* WHAT IS REQUIRED *
Can you give all the records again without altering a single character?

Data entries:
- - - - - - -

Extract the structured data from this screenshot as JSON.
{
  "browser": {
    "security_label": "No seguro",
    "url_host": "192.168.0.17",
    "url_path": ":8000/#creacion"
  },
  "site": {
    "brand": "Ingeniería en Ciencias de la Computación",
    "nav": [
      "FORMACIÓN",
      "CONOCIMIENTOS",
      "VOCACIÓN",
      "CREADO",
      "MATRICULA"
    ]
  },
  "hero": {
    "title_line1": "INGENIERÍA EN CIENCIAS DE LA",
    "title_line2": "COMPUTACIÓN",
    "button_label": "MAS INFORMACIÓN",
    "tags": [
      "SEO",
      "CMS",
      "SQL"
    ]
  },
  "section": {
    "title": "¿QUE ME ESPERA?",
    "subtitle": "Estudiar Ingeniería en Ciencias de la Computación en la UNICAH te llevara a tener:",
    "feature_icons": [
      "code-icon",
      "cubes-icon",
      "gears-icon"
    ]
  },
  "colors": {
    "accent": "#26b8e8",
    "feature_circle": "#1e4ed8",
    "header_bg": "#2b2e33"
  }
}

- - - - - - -

* EXERCISE ANSWER *
Extract the structured data from this screenshot as JSON.
{
  "browser": {
    "security_label": "No seguro",
    "url_host": "192.168.0.17",
    "url_path": ":8000/#creacion"
  },
  "site": {
    "brand": "Ingeniería en Ciencias de la Computación",
    "nav": [
      "FORMACIÓN",
      "CONOCIMIENTOS",
      "VOCACIÓN",
      "CREADO",
      "MATRICULA"
    ]
  },
  "hero": {
    "title_line1": "INGENIERÍA EN CIENCIAS DE LA",
    "title_line2": "COMPUTACIÓN",
    "button_label": "MAS INFORMACIÓN",
    "tags": [
      "SEO",
      "CMS",
      "SQL"
    ]
  },
  "section": {
    "title": "¿QUE ME ESPERA?",
    "subtitle": "Estudiar Ingeniería en Ciencias de la Computación en la UNICAH te llevara a tener:",
    "feature_icons": [
      "code-icon",
      "cubes-icon",
      "gears-icon"
    ]
  },
  "colors": {
    "accent": "#26b8e8",
    "feature_circle": "#1e4ed8",
    "header_bg": "#2b2e33"
  }
}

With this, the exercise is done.